**EXERCISE AIM:** Using the records below, count the lines containing "most" and give only the total.

**PROVIDED INFORMATION:**

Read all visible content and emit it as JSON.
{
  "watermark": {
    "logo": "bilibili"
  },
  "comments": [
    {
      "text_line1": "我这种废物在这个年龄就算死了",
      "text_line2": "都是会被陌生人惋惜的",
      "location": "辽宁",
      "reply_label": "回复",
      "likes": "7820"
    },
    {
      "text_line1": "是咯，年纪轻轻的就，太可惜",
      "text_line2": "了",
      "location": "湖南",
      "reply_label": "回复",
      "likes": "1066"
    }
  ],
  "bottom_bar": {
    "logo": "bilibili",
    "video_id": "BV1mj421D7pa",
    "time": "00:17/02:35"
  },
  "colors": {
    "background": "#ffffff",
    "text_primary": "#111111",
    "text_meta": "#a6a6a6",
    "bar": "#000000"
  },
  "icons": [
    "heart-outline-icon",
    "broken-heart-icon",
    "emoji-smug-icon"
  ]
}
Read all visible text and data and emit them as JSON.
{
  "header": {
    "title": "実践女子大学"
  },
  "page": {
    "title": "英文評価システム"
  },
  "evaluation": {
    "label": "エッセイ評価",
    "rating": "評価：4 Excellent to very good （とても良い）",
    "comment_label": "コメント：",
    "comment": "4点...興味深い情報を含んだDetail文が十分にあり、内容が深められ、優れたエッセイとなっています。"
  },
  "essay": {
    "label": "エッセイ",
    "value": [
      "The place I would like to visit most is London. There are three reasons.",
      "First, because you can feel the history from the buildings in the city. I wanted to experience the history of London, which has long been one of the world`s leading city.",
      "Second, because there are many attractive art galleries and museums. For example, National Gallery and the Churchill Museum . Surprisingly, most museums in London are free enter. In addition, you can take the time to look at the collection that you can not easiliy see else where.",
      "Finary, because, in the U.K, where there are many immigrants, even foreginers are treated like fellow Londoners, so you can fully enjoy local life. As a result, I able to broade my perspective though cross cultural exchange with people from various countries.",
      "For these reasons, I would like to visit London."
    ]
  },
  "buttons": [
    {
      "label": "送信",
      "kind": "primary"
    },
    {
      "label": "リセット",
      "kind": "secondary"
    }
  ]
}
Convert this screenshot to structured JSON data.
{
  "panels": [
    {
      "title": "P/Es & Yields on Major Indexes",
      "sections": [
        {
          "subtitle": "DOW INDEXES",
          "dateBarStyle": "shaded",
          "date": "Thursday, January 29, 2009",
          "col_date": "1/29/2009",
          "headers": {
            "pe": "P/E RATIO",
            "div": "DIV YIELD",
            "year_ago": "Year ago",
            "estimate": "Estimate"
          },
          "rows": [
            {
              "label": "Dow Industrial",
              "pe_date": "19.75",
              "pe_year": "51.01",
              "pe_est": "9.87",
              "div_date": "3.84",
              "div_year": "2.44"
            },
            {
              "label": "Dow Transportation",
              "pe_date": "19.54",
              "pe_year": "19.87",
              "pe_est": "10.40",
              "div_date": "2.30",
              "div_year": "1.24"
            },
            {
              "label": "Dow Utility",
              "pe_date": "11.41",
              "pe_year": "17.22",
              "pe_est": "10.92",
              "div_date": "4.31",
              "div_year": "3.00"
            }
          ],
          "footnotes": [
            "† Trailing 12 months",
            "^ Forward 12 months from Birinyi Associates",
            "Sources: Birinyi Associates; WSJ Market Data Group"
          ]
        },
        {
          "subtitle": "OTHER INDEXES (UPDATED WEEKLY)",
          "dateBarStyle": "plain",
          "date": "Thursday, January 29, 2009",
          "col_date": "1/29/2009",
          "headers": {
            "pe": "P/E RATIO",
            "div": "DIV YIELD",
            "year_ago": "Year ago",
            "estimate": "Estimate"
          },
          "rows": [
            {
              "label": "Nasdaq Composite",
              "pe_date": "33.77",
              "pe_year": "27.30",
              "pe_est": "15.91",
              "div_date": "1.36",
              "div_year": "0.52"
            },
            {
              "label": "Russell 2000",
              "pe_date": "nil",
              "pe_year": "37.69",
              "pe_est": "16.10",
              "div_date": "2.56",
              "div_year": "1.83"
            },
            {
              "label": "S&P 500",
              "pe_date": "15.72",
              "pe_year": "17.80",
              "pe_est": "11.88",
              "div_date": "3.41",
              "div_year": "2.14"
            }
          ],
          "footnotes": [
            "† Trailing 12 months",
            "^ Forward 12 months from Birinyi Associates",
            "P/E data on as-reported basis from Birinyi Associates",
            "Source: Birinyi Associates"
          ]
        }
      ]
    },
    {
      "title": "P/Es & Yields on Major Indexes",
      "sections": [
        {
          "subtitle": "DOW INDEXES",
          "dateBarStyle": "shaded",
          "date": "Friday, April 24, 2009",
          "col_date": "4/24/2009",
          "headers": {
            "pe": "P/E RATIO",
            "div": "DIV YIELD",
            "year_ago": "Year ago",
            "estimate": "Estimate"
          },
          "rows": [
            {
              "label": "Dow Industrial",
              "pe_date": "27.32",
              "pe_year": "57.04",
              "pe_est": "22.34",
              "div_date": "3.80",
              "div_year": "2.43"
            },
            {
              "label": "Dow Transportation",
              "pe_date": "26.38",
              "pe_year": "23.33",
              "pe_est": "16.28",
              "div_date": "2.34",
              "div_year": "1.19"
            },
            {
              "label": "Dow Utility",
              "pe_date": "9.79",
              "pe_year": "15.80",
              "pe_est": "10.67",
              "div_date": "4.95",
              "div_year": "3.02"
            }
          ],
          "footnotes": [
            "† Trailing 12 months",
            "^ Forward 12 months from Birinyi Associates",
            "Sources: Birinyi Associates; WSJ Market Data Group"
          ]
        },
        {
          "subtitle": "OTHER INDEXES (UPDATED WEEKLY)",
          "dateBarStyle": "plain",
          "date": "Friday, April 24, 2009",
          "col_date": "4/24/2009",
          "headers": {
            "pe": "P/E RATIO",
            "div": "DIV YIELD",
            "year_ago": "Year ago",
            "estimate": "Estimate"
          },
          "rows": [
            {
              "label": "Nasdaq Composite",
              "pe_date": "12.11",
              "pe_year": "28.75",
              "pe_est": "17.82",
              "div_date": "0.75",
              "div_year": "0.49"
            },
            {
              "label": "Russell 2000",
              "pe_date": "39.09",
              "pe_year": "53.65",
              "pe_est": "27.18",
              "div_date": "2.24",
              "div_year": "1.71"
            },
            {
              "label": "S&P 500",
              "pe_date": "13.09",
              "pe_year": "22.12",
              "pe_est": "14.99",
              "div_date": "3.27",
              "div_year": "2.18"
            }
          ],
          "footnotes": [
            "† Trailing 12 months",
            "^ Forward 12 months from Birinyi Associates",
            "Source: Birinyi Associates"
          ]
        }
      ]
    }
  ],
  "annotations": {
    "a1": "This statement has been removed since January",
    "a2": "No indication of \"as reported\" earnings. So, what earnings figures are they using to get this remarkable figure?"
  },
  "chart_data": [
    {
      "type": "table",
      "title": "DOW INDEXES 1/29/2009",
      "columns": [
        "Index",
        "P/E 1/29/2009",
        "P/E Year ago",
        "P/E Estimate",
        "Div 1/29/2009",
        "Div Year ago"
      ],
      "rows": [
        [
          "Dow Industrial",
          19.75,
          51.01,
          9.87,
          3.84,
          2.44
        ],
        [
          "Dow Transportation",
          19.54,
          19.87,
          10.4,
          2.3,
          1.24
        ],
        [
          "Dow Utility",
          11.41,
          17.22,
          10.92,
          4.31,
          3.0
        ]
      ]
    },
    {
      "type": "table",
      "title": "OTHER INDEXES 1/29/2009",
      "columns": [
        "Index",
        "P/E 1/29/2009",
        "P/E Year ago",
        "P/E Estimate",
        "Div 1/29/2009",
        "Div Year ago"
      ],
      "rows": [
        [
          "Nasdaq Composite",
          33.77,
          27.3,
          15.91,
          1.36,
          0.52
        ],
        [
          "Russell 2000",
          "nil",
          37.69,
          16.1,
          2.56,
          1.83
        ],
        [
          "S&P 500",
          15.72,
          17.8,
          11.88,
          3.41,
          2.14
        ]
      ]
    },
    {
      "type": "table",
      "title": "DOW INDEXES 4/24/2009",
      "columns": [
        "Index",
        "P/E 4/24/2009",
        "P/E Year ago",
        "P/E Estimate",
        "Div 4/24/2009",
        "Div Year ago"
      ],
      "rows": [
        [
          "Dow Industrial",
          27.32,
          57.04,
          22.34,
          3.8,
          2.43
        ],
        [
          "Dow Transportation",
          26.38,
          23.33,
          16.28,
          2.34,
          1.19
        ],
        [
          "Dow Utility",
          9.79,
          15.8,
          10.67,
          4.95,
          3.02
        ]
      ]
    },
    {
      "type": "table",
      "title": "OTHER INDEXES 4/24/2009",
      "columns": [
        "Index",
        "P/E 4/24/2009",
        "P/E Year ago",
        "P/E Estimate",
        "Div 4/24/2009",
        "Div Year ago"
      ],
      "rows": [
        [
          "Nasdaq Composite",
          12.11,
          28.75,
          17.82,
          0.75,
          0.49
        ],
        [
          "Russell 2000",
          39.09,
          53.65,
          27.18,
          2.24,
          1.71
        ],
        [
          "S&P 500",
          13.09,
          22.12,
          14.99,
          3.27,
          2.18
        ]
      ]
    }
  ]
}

**ANSWER TO THE EXERCISE:** 2